Description of the task:
An identical copy of the records below is the expected result.

Records shown:
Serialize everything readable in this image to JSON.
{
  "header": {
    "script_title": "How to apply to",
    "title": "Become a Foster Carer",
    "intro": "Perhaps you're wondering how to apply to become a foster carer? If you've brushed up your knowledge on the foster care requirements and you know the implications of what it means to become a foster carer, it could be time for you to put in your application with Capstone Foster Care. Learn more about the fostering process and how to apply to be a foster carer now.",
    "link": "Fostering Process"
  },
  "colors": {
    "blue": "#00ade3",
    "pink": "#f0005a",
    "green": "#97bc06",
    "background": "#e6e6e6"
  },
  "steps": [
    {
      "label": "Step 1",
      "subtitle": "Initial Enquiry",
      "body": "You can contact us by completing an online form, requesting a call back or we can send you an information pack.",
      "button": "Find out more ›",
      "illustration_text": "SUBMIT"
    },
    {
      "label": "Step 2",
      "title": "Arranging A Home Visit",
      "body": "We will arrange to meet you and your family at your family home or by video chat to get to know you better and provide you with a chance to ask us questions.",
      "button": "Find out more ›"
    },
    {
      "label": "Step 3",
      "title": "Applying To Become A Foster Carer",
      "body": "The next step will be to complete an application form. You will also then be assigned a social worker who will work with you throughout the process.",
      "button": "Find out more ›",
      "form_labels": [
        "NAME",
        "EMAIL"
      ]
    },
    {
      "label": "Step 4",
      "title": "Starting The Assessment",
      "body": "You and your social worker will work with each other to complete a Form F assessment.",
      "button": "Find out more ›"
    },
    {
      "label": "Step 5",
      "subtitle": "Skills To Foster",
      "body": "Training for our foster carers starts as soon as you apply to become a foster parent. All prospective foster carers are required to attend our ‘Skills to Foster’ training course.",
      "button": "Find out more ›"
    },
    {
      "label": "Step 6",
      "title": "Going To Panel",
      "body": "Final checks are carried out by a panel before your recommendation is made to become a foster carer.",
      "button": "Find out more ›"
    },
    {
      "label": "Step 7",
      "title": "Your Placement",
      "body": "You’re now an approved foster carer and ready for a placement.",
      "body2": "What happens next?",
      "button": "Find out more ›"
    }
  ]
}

Answer area:
Serialize everything readable in this image to JSON.
{
  "header": {
    "script_title": "How to apply to",
    "title": "Become a Foster Carer",
    "intro": "Perhaps you're wondering how to apply to become a foster carer? If you've brushed up your knowledge on the foster care requirements and you know the implications of what it means to become a foster carer, it could be time for you to put in your application with Capstone Foster Care. Learn more about the fostering process and how to apply to be a foster carer now.",
    "link": "Fostering Process"
  },
  "colors": {
    "blue": "#00ade3",
    "pink": "#f0005a",
    "green": "#97bc06",
    "background": "#e6e6e6"
  },
  "steps": [
    {
      "label": "Step 1",
      "subtitle": "Initial Enquiry",
      "body": "You can contact us by completing an online form, requesting a call back or we can send you an information pack.",
      "button": "Find out more ›",
      "illustration_text": "SUBMIT"
    },
    {
      "label": "Step 2",
      "title": "Arranging A Home Visit",
      "body": "We will arrange to meet you and your family at your family home or by video chat to get to know you better and provide you with a chance to ask us questions.",
      "button": "Find out more ›"
    },
    {
      "label": "Step 3",
      "title": "Applying To Become A Foster Carer",
      "body": "The next step will be to complete an application form. You will also then be assigned a social worker who will work with you throughout the process.",
      "button": "Find out more ›",
      "form_labels": [
        "NAME",
        "EMAIL"
      ]
    },
    {
      "label": "Step 4",
      "title": "Starting The Assessment",
      "body": "You and your social worker will work with each other to complete a Form F assessment.",
      "button": "Find out more ›"
    },
    {
      "label": "Step 5",
      "subtitle": "Skills To Foster",
      "body": "Training for our foster carers starts as soon as you apply to become a foster parent. All prospective foster carers are required to attend our ‘Skills to Foster’ training course.",
      "button": "Find out more ›"
    },
    {
      "label": "Step 6",
      "title": "Going To Panel",
      "body": "Final checks are carried out by a panel before your recommendation is made to become a foster carer.",
      "button": "Find out more ›"
    },
    {
      "label": "Step 7",
      "title": "Your Placement",
      "body": "You’re now an approved foster carer and ready for a placement.",
      "body2": "What happens next?",
      "button": "Find out more ›"
    }
  ]
}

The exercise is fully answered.